=== RECORDS FOR THE TASK ===

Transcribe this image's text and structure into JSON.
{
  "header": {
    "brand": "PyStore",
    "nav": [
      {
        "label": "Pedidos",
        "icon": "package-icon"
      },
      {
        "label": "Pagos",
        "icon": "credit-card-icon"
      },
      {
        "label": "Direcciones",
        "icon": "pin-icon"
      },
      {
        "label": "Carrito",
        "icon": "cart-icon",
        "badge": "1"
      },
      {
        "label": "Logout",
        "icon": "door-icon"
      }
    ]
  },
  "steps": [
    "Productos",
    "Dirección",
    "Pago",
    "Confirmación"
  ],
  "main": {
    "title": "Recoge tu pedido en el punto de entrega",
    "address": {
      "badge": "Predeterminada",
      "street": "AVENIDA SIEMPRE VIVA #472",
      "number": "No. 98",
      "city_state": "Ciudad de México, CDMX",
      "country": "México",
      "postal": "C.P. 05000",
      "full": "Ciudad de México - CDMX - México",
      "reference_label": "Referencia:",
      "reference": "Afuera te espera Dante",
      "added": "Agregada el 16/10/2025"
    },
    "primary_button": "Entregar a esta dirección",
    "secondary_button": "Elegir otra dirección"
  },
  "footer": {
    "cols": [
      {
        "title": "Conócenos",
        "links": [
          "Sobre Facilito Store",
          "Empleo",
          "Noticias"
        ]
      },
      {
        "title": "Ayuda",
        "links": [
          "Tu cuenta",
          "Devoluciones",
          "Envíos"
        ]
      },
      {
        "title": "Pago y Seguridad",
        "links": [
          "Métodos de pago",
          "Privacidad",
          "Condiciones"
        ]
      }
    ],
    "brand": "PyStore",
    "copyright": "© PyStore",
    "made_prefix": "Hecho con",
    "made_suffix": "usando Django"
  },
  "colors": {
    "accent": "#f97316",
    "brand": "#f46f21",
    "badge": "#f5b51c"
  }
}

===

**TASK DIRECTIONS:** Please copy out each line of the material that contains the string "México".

**OUTPUT OF THE TASK:**
      "city_state": "Ciudad de México, CDMX",
      "country": "México",
      "full": "Ciudad de México - CDMX - México",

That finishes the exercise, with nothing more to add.